Make an exact copy of the records below. Include every line.

★ ★ ★ ★ ★

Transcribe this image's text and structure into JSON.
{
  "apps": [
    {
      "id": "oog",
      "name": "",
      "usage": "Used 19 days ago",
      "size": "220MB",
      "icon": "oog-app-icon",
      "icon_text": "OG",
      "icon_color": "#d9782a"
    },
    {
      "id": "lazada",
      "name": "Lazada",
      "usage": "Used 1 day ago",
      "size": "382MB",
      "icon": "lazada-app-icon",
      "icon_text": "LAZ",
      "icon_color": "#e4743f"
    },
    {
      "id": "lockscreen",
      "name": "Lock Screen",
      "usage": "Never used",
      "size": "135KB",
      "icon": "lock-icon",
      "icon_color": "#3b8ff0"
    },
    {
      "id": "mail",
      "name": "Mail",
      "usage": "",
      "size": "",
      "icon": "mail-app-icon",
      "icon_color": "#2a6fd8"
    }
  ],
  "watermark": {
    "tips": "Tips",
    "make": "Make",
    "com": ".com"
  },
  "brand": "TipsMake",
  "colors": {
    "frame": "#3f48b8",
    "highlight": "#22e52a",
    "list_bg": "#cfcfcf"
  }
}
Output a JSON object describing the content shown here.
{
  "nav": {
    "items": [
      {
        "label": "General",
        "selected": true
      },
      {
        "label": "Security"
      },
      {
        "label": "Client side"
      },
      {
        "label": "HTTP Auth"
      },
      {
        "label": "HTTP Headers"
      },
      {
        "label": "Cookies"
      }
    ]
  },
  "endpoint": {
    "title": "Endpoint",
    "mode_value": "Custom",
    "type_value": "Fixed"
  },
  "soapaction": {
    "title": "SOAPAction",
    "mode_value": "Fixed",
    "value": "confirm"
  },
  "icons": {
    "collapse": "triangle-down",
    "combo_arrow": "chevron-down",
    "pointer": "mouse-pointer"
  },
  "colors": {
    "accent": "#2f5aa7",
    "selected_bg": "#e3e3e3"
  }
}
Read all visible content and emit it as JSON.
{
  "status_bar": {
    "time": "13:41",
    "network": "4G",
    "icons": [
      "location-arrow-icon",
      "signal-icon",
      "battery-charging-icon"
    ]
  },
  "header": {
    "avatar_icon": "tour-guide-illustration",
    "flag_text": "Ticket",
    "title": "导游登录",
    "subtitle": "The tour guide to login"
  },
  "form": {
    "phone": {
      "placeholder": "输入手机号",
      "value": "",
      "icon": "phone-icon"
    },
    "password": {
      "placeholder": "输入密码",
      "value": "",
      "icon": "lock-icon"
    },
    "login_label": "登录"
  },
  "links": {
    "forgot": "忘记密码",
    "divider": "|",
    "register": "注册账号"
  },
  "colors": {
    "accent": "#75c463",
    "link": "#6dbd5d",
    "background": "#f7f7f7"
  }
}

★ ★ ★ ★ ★

Solution to the problem:
Transcribe this image's text and structure into JSON.
{
  "apps": [
    {
      "id": "oog",
      "name": "",
      "usage": "Used 19 days ago",
      "size": "220MB",
      "icon": "oog-app-icon",
      "icon_text": "OG",
      "icon_color": "#d9782a"
    },
    {
      "id": "lazada",
      "name": "Lazada",
      "usage": "Used 1 day ago",
      "size": "382MB",
      "icon": "lazada-app-icon",
      "icon_text": "LAZ",
      "icon_color": "#e4743f"
    },
    {
      "id": "lockscreen",
      "name": "Lock Screen",
      "usage": "Never used",
      "size": "135KB",
      "icon": "lock-icon",
      "icon_color": "#3b8ff0"
    },
    {
      "id": "mail",
      "name": "Mail",
      "usage": "",
      "size": "",
      "icon": "mail-app-icon",
      "icon_color": "#2a6fd8"
    }
  ],
  "watermark": {
    "tips": "Tips",
    "make": "Make",
    "com": ".com"
  },
  "brand": "TipsMake",
  "colors": {
    "frame": "#3f48b8",
    "highlight": "#22e52a",
    "list_bg": "#cfcfcf"
  }
}
Output a JSON object describing the content shown here.
{
  "nav": {
    "items": [
      {
        "label": "General",
        "selected": true
      },
      {
        "label": "Security"
      },
      {
        "label": "Client side"
      },
      {
        "label": "HTTP Auth"
      },
      {
        "label": "HTTP Headers"
      },
      {
        "label": "Cookies"
      }
    ]
  },
  "endpoint": {
    "title": "Endpoint",
    "mode_value": "Custom",
    "type_value": "Fixed"
  },
  "soapaction": {
    "title": "SOAPAction",
    "mode_value": "Fixed",
    "value": "confirm"
  },
  "icons": {
    "collapse": "triangle-down",
    "combo_arrow": "chevron-down",
    "pointer": "mouse-pointer"
  },
  "colors": {
    "accent": "#2f5aa7",
    "selected_bg": "#e3e3e3"
  }
}
Read all visible content and emit it as JSON.
{
  "status_bar": {
    "time": "13:41",
    "network": "4G",
    "icons": [
      "location-arrow-icon",
      "signal-icon",
      "battery-charging-icon"
    ]
  },
  "header": {
    "avatar_icon": "tour-guide-illustration",
    "flag_text": "Ticket",
    "title": "导游登录",
    "subtitle": "The tour guide to login"
  },
  "form": {
    "phone": {
      "placeholder": "输入手机号",
      "value": "",
      "icon": "phone-icon"
    },
    "password": {
      "placeholder": "输入密码",
      "value": "",
      "icon": "lock-icon"
    },
    "login_label": "登录"
  },
  "links": {
    "forgot": "忘记密码",
    "divider": "|",
    "register": "注册账号"
  },
  "colors": {
    "accent": "#75c463",
    "link": "#6dbd5d",
    "background": "#f7f7f7"
  }
}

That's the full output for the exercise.